As the poaching epidemic escalates, greater emphasis has been placed on technology. Military technology, including drones, thermal imaging and geo-fencing, is all being explored and used with varying degrees of success. Whilst donors are often enthused by the idea of funding technology, it is only as good as the men on the ground who operate it.
Borana is a fledgling rhino conservancy, and our financial resources are slim. Our knowledge of rhino and their behaviour is limited by our inexperience. However, we hope that through the careful visual monitoring, recording and analysis of data (ours and from older conservancies), we will be able to refine and develop our biological and security management of rhino.
In recent times, the defining aspect of rhino conservation has become primarily one of Intelligence gathering. The development and training of paramilitary-style reactive and proactive teams have dominated my thought process in the preparations leading towards introducing rhino onto Borana. The biological management has been secondary in my priorities – such is the current horrific state of affairs.

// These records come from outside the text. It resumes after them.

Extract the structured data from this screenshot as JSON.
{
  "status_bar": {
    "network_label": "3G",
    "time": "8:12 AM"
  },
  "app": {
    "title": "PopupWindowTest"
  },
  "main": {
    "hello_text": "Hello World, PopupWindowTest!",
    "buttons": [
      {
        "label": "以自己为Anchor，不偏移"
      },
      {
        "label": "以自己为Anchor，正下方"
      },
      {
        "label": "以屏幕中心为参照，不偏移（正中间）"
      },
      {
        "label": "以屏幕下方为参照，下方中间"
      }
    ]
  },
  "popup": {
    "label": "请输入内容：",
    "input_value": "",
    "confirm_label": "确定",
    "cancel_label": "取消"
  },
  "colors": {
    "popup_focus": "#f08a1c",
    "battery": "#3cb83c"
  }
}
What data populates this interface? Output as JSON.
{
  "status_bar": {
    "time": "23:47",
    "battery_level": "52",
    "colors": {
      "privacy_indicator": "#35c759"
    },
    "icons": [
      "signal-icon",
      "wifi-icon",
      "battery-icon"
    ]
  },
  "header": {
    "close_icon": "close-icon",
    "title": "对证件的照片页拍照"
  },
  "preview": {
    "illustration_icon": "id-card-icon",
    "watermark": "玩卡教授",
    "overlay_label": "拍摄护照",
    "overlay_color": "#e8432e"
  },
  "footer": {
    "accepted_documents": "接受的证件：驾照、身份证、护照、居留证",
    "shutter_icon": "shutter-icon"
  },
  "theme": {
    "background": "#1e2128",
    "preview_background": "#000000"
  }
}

However, we have found that these two fields are not mutually exclusive; in fact each is instrumental in the planning of the other. The monitoring of rhino provides not only valuable insights into their behavioural biology; it also provides both incidental and specific indications as to how best to deploy security. Having just 21 black rhino, all fitted with simple VHF telemetry transmitters embedded in their horns, we are able to locate each rhino. We then deploy large numbers of scouts to track the rhino and get a visual on them, which is verified by a supervisor. From the accumulated data, we can ascertain security risks.

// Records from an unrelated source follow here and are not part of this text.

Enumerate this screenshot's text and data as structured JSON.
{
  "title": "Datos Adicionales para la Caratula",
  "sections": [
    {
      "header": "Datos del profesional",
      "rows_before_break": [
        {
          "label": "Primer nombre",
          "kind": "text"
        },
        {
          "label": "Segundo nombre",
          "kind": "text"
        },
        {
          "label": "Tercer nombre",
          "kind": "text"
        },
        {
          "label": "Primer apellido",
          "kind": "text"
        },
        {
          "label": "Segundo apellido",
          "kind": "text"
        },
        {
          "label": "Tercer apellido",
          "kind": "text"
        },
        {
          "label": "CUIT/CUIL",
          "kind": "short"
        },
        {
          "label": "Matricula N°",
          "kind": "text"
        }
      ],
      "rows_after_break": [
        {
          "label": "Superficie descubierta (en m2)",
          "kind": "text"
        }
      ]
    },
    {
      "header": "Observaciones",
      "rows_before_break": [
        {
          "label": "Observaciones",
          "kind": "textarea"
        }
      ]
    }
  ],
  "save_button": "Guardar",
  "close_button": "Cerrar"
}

Obviously, knowing where the rhinos are means we are better able to protect them. But similarly, by knowing where they’ve come from, and under what conditions, and where they may go next because of these conditions, we can now loosely predict behaviour and help manage risk – predation, poaching or any other threats that affect rhino.
However, the principal component is boots – trusted boots – on the ground. These men see the animal, make informed decisions and ultimately have it in their hands to keep these animals alive. They work long hours in testing conditions, day and night, monitoring the whereabouts and status of each rhino. Armed anti-poaching units are deployed at night when the threat is highest. Top-quality but basic equipment ensures that the men perform their job effectively and at minimal risk to themselves.
Whilst advanced technology, both for anti-poaching and research, is fantastic, it does not replicate loyal, motivated and trusted men on the ground. I am not arguing against the use of technology to protect rhino, as there are some incredible – if expensive – innovations that are revolutionising wildlife management and security. I am, however, arguing that the investment in the men and women on the ground and their welfare should not be jeopardised by investment in technology. Technology should be there to provide additional capacity to the rangers on the ground, not to replace them.
With the large sums of money associated with the illegal rhino horn trade, a huge amount of trust must be placed in the men on the ground. Investment in the rangers, both financially (in terms of equipment and training) and personally (through close working relationships), boosts morale and loyalty to the cause.
Once we have the financial capability to protect boots on the ground, then we’ll start to consider putting drones in the sky.